Harlem Globetrotter Uses Sign Language to Chat With Students
Chris "Animal" Hyche of the Harlem Globetrotters showcases his sign language (and basketball) skills in his visit to the Western Pennsylvania School for the Deaf.
On the basketball court, Harlem Globetrotter Chris "Animal" Hyche lets his hands do the talking.
Off the court, well... same thing. That's because Hyche is fluent in American Sign Language (ASL), a language he's known all his life, as he is the son of two deaf parents - known in the deaf community as CODA (Child of Deaf Adult).
While passing through Pittsburgh in preparation for the Globetrotters' Pushing The Limits World Tour visit there on Dec. 26, Animal Hyche paid a special visit to the Western Pennsylvania School for the Deaf . He was there as part of the Globetrotters' "T.E.A.M. up at School" program to deliver an anti-bullying message - a message that he could deliver straight to the students without needing an interpreter. Take a look at Hyche's inspiring visit to this school:
It wouldn't be a Globetrotters visit without some basketball; Hyche led some of the students in the famous Magic Circle , a Globetrotters staple where each player showcases their best ball-handling tricks With a little help from Hyche, the students were passing the ball off their heads, around their backs, and under their legs. A student also helped Hyche with a perfect alley-oop, which set the crowd into a roar (I don't think high school games usually feature a lot of dunking).
And in case you were wondering where Animal got his nickname: "They say the way I dunk is ferocious... they say it's like an animal out there" says Hyche.
"Animal" Hyche and the students at the Western Pennsylvania School for the Deaf sign "I love you" to the camera - photo: Sarah Bartlebaugh
When the students were filing out of the auditorium, I witnessed the truest sense of why this visit was special to them: packs of kids flocked around him, asking him questions and telling him stories about themselves. All of this, obviously, was done completely in ASL. No teachers. No interpreters. All smiles. Whatever barriers might typically exist between these students and a celebrity were completely shattered and it was as if the students were just goofing around with an old (six foot five) friend.
"For someone who they look up to to come in and be able to actually communicate with them, I know it made their day.It made mine too." -- Chris "Animal" Hyche

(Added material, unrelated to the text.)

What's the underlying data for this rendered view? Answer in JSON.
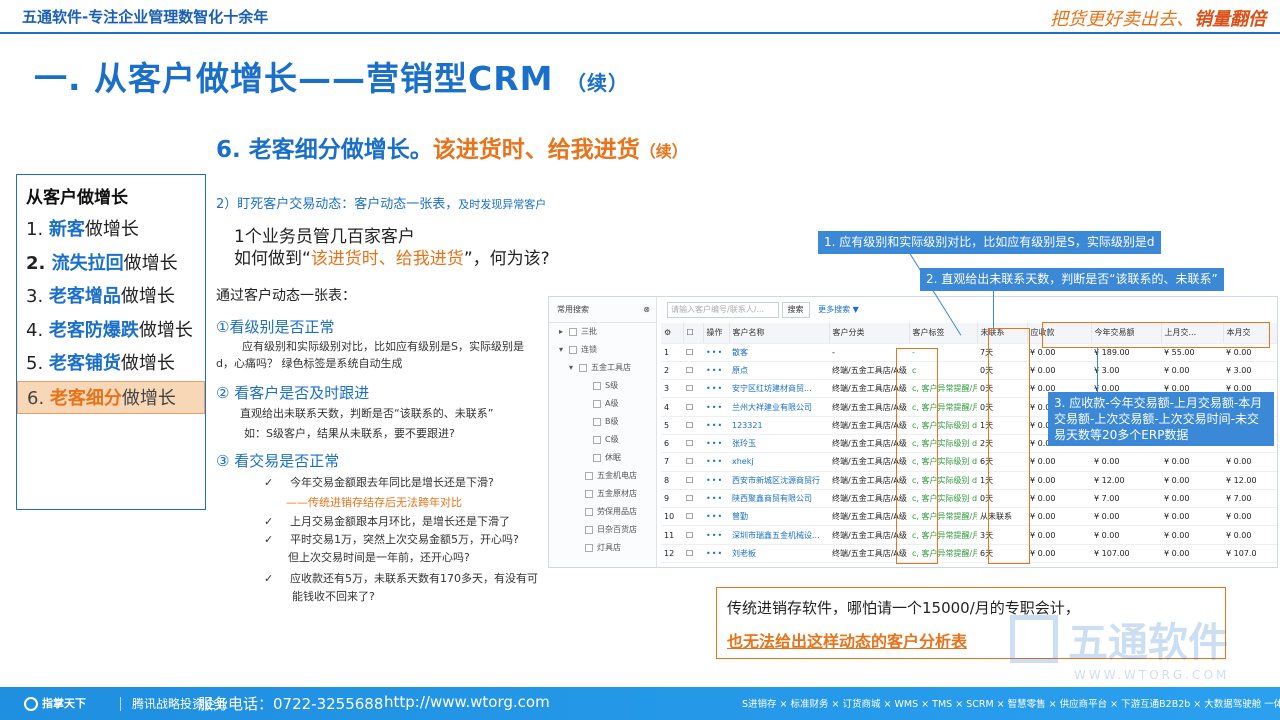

To learn more about the Western Pennsylvania School for the Deaf and how you can help out, click here
To find out when you can see Animal and the rest of the Globetrotters near you, check out their Pushing the Limits World Tour schedule here